On December 11, 2008, the Federal Trade Commission (FTC) announced that Sony BMG Music Entertainment (Sony Music) agreed to pay a $1 million penalty and comply with various conduct requirements to settle the FTC’s charges that Sony Music’s music fan Web sites violated the Children’s Online Privacy Protection Act (COPPA) by collecting, using, and disclosing the personal information of more than 30,000 children under the age of 13. This settlement matches the FTC’s Xanga consent order for the highest penalty for alleged COPPA violations.1 The magnitude of the penalty appears to be related to the systemic nature of the violation coupled with the length of the violation (alleged to be since 2004).

COPPA and its implementing regulation apply to operators of Web sites that collect personal information from users when the Web site is targeted to children under 13 or the operator has actual knowledge that users are under 13. If COPPA applies, the Web site must include a privacy policy detailing what personal information it collects and how that information is used. To collect personal information from children under 13, the operator must first notify the child’s parent, and to use or disclose the child’s personal information, the operator must obtain verifiable parental consent. The FTC uses a “sliding scale” approach to parental consent whereby the required method of consent varies based on how the Web site operator uses or discloses the child’s personal information.

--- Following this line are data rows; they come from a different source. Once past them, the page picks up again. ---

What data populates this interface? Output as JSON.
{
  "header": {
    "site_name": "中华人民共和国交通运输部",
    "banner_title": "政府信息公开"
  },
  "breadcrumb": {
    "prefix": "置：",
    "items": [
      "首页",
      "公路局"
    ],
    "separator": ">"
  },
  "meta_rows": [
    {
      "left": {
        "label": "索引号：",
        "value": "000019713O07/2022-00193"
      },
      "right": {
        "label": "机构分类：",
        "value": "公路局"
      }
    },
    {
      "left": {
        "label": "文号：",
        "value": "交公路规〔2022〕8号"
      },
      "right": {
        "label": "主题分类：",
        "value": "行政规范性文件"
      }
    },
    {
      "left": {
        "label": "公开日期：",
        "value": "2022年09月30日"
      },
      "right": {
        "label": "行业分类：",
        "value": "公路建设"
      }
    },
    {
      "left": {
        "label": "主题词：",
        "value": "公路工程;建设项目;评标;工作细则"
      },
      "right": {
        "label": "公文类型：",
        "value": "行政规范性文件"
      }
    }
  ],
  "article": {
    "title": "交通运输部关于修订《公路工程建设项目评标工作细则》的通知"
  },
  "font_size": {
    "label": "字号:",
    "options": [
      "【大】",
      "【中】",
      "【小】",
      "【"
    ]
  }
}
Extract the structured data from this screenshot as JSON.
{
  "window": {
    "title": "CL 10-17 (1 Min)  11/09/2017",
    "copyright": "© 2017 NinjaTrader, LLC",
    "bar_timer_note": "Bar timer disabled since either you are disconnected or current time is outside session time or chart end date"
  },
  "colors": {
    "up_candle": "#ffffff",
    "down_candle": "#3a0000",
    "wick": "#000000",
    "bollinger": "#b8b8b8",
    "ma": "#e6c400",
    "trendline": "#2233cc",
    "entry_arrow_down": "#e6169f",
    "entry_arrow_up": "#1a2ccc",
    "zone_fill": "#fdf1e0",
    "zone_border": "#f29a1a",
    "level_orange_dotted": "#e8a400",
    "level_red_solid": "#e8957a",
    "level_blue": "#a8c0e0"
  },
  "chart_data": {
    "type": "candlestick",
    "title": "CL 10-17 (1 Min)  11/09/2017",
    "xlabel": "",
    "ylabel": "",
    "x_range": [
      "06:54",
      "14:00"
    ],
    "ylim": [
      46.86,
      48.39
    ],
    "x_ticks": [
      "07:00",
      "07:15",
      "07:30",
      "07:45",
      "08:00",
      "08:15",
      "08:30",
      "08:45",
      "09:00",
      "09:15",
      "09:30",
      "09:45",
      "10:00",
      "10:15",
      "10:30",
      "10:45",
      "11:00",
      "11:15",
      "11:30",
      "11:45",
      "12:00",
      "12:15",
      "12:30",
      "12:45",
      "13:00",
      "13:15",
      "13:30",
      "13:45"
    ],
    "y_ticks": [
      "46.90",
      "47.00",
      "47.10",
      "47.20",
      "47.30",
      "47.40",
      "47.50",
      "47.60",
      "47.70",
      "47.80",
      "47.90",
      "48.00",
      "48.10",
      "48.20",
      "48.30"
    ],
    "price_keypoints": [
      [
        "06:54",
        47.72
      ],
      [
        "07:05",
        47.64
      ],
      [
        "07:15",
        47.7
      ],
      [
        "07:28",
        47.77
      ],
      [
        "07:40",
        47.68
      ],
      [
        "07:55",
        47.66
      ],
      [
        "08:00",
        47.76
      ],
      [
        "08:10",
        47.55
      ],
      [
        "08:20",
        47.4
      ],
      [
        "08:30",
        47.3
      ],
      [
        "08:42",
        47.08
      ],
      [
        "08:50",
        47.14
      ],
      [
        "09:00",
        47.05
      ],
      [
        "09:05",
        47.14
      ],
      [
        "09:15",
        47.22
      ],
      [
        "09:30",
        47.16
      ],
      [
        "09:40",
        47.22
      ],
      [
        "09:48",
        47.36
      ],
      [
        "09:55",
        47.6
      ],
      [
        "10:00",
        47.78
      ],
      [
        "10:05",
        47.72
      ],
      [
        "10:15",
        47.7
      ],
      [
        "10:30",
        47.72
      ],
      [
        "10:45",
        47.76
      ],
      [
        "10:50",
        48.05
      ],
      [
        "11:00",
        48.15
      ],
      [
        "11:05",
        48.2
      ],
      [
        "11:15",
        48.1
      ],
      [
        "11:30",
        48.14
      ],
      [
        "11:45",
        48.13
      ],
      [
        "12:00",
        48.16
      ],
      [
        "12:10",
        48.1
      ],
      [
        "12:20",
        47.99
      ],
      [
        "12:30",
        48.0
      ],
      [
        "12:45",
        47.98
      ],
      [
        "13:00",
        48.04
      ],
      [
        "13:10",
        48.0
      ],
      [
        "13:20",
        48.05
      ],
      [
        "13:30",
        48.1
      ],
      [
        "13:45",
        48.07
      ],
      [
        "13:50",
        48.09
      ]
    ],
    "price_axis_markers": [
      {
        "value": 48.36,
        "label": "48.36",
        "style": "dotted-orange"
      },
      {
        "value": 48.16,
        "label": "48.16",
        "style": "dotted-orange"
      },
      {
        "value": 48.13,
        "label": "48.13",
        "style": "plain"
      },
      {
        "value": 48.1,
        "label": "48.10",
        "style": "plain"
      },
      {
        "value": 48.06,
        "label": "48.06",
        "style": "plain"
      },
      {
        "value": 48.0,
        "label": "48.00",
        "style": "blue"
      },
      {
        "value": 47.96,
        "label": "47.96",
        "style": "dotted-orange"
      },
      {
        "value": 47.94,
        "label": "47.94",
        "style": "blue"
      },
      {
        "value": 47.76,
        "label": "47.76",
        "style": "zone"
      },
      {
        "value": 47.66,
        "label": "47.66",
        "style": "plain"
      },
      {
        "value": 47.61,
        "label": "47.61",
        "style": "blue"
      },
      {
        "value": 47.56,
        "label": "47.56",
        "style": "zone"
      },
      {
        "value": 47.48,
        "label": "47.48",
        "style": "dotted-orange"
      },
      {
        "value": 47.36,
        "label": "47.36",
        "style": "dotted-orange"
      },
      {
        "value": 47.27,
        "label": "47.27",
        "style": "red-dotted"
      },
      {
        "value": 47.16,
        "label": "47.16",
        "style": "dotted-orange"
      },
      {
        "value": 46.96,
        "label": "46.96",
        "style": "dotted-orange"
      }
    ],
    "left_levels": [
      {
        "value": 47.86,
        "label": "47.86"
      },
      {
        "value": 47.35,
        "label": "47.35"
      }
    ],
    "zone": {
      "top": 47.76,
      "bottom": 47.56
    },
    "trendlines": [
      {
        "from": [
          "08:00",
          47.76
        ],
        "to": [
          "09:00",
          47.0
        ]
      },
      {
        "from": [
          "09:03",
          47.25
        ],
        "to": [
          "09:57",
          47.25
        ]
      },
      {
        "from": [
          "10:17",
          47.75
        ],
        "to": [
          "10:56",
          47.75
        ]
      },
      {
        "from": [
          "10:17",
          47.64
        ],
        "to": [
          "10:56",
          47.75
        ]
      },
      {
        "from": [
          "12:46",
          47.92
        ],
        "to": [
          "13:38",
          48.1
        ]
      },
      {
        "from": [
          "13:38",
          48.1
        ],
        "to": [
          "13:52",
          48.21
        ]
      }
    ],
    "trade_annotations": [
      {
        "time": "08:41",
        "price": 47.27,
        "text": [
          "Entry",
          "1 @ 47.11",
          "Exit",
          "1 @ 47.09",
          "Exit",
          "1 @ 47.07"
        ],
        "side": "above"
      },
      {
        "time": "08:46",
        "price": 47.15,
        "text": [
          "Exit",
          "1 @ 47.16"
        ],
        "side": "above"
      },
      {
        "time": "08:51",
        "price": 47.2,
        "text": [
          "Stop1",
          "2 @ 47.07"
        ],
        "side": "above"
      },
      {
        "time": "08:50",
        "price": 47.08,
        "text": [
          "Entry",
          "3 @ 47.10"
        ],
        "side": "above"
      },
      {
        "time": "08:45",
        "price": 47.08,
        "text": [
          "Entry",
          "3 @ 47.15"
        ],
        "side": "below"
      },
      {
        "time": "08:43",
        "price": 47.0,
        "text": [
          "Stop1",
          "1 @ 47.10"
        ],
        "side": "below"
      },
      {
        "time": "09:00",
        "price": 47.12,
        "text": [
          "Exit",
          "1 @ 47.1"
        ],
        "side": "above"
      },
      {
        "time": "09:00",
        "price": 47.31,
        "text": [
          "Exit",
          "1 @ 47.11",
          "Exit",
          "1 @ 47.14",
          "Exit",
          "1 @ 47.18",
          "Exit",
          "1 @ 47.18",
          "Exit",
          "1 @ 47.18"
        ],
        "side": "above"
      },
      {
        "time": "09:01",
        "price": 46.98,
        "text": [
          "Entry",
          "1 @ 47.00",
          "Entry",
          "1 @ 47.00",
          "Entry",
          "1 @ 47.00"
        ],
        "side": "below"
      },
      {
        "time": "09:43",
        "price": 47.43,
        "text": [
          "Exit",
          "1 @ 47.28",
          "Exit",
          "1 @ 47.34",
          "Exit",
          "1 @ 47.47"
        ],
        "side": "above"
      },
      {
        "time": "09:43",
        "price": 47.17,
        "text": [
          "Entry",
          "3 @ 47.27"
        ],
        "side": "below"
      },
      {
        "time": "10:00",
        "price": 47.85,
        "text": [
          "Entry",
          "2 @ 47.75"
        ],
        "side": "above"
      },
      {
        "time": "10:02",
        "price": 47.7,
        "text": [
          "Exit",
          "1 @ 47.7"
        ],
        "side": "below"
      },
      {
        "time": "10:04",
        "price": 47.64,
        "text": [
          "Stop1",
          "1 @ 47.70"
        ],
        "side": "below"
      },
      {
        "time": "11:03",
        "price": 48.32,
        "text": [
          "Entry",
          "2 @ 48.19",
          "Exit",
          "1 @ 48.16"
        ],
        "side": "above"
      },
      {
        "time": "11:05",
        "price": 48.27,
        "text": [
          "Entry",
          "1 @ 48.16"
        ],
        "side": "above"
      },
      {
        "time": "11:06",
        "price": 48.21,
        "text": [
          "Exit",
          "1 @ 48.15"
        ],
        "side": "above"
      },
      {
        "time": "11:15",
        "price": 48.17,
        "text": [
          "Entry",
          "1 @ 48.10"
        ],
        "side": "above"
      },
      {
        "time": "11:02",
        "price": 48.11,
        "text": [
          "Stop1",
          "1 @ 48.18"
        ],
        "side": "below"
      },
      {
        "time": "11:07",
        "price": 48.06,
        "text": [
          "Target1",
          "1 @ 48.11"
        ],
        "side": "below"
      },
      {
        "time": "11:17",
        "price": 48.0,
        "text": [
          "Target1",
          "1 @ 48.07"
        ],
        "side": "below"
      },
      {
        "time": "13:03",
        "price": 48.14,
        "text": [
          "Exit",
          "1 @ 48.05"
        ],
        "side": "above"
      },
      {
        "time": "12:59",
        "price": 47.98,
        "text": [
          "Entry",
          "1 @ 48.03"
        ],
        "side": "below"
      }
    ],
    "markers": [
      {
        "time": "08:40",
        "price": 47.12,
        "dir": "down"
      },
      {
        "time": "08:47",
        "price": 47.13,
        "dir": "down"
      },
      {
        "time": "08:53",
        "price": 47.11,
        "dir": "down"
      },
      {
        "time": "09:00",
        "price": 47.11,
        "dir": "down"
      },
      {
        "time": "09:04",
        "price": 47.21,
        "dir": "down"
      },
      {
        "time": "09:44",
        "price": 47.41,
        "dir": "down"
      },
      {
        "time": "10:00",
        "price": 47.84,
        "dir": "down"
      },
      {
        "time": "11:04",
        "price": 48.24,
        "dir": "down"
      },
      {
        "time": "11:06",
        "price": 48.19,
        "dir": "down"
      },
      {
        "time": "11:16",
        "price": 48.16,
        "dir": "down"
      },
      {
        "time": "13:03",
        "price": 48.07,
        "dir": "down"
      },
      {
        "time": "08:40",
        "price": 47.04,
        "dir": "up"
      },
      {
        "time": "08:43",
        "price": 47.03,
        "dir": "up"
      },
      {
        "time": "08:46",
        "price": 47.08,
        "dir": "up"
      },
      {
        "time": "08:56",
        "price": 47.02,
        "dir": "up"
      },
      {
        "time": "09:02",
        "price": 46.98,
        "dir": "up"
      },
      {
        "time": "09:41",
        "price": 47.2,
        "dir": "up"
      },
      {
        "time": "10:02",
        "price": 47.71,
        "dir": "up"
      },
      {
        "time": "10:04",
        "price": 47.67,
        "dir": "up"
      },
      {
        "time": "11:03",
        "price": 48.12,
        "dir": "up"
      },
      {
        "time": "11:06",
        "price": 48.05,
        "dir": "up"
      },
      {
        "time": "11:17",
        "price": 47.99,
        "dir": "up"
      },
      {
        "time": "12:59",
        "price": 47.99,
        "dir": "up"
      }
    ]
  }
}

A COPPA violation may also constitute a violation of Section 5 of the FTC Act.

Sony Music operates more than 1,100 music-related Web sites that collect personal information from users; these sites would almost exclusively be considered general audience sites under COPPA. Some of the Web sites offer users the ability to enter sweepstakes or receive electronic newsletters, others also allow users to participate on message boards, and many of the Web sites offer more extensive networking capabilities enabling users to create user profiles, upload photos and videos, post comments on message boards, and send messages to other users.

The registration process for the Sony Music Web sites requires users to enter personal information, including their date of birth, or alternatively, to choose their age from a pull-down menu. The FTC’s complaint charges that, based on the registration information, Sony Music had actual knowledge that many users were under the age of 13. It appears that when Sony Music learned that a registrant was under the age of 13, instead of blocking that user’s ability to register (usually via a notice denying registration and using a browser cookie that would not allow users to go back and change their registration age), children under 13 were able to provide their personal information and register with the site. Sony Music both used that personal information and permitted children to participate in the public interactive portions of the Web sites without the parental notice and consent required by COPPA.

The complaint further charges that Sony Music’s online privacy policy contains false and misleading statements, in violation of Section 5 of the FTC Act. The privacy policy states that children under 13 cannot participate without a parent’s permission and that users under 13 will be prohibited from participating in Sony Music Web site activities through the use of persistent cookies. However, the FTC alleges that despite Sony Music’s representations in its privacy policy, Sony Music did not utilize such cookies and children who provided a date of birth indicating they were under 13 were able to freely register.

In addition to the million dollar penalty, Sony Music has agreed to comply fully with COPPA, delete all personal information obtained from children under 13 in violation of COPPA, provide links to FTC consumer education Web sites for five years, and submit to monitoring by the FTC.

Companies that have general audience Web sites should confirm that their data collection practices are consistent with COPPA and industry best practices. In particular, companies should confirm that their Web sites are not collecting personal information from children under the age of 13 without obtaining verifiable parental consent.2 Furthermore, companies are encouraged to review their privacy policies to confirm that they provide an accurate representation of data collection and use practices.

The complaint and consent decree can be found here and more information on COPPA compliance is available here.